Keep in mind that the publishing field has a broad market and a large number of employees. It won’t be too hard to find a job if you work on those skills above. One of the best ways to break into the book publishing field is through an internship or entry-level position, with the best candidates for the job obviously being English majors. Again, if your interest is in magazine or newspaper publishing, there are other skills that may come in handy. You are encouraged to take photography, journalism, communications, law, political science, history, and economics, in addition to several writing classes (Carter and Pattis 103). Law is key for any publishing job, as it may help you understand your clients’ copyright policies. No one is telling you to go out and memorize every case regarding copyright violations—just brush up on the laws so that you can cover your tracks better when you make a mistake (notice I said “when”—everyone makes mistakes).
Publishing at Heidelberg
Heidelberg University offers many great programs for a future publisher. Obviously, anything in the English field is worth the time and effort. We have a large amount of courses on literature for you to choose from, ranging from British Literature to Shakespeare, even special courses focusing on mystery novels or the fantasy genre. In terms of writing, our Creative Writing course is excellent for honing your skills, as well as special topics of their own, from Advanced Poetry to Fiction.
Also, we have many Communications courses that could be helpful. Learning how to talk comfortably in front of others is another step to doing the same in your writing—give it a shot. If you’re particularly interested in magazine publishing, taking “Graphic Design” in the Art department is excellent for teaching photography. Also, the English department has an excellent class on web-page design and advertising called “Computer-Mediated Communication,” which can help you with designing layouts and advertising.
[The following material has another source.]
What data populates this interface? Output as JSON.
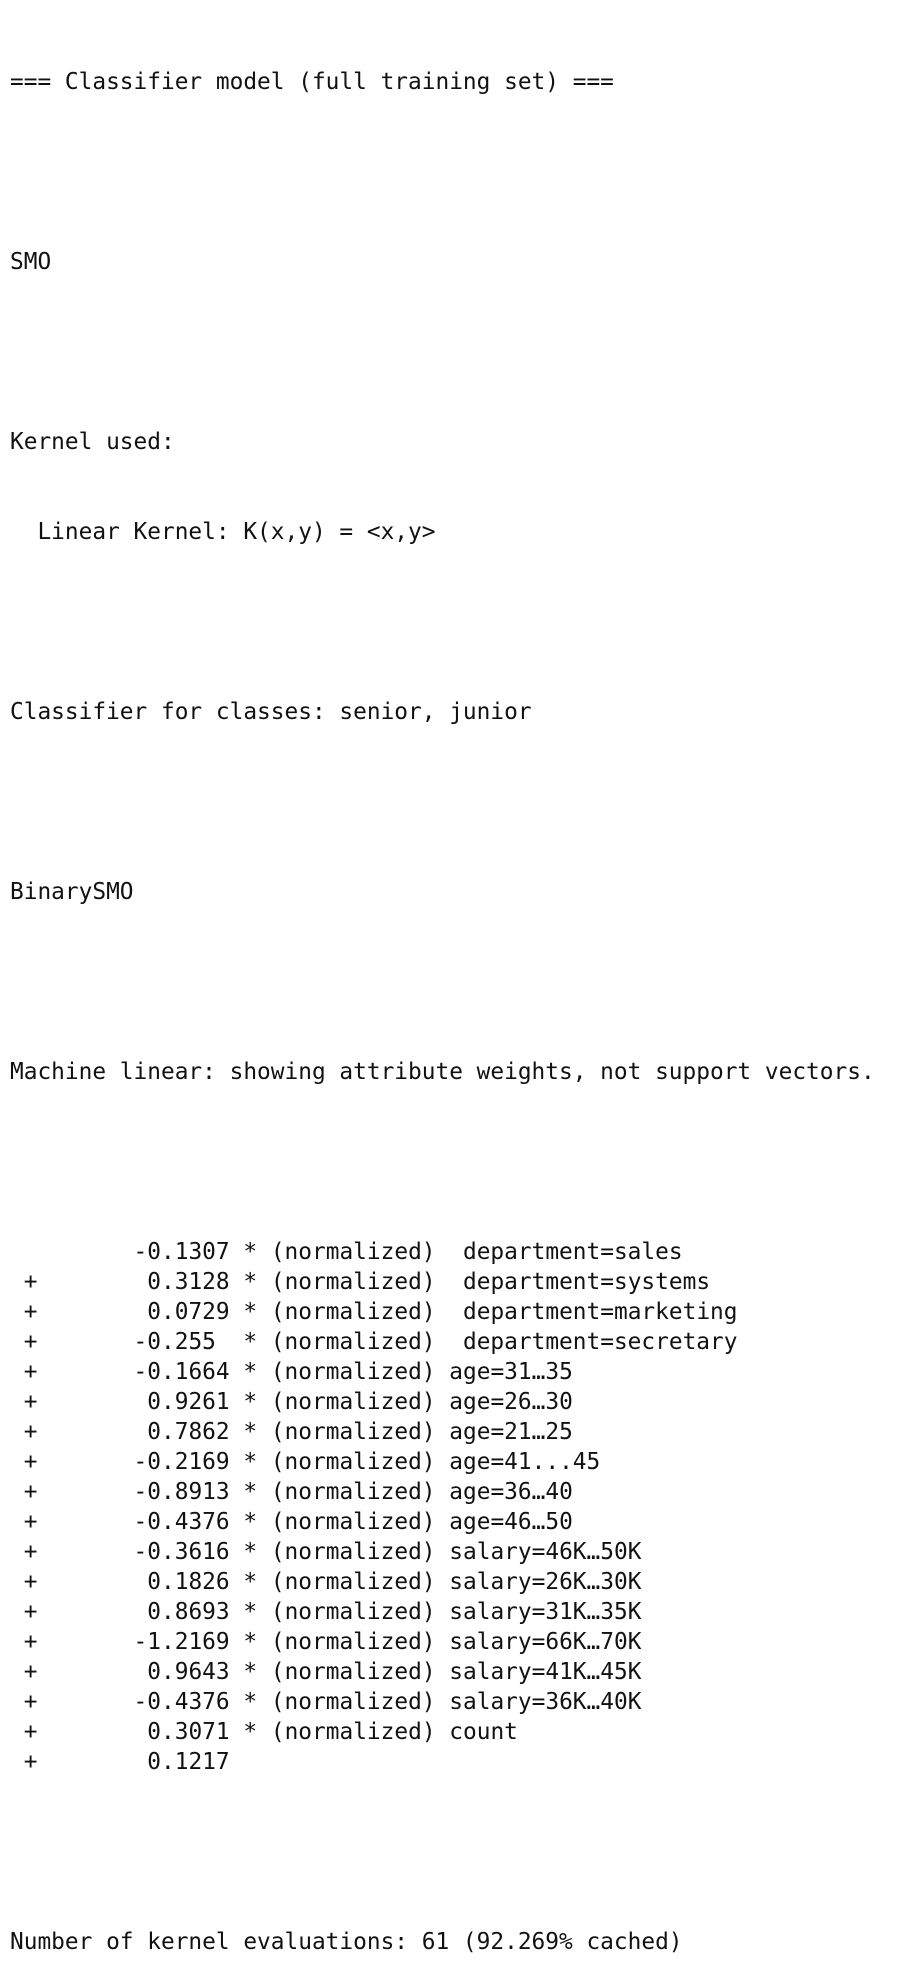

We also have a few extra-curricular activities that can help tremendously. Join our school newspaper, The Kilikilik, to learn more about journalism and editing. Also, our English department puts out a literary magazine every year called The Morpheus that can also give you the opportunity to get first-hand experience on layout and editing, though the job positions are usually reserved for those majoring in English-Writing. Finally, it could never hurt to get involved with our school yearbook, The Aurora, which will also give you layout and publishing experience if the previous two groups don’t sound like something you would want to get into.
- Carter, Robert A., and S. William Pattis. Opportunities in Publishing Careers. Chicago: VGM Career Books, 2001.
- Eberts, Marjorie, and Margaret Gisler. Careers for Book Worms & Other Literary Types. 3rd ed. Chicago: VGM Career Books, 2003.
Many books on the publishing industry are available through Beeghly Library at Heidelberg University. The titles under “works cited” are a good place to start, but others worth looking at are Careers in Publishing, Opportunities in Book Publishing Careers, Opportunities in Magazine Publishing Careers, and Opportunities in Desktop Publishing Careers, all of which are available through our library. For those interested in the publishing industry, The Printing Industry by Victor Strauss is also a good place to start. More information about publishing, or any other career you might be interested in, can be found in the Occupational Outlook Handbook at http://www.bls.gov/OCO/.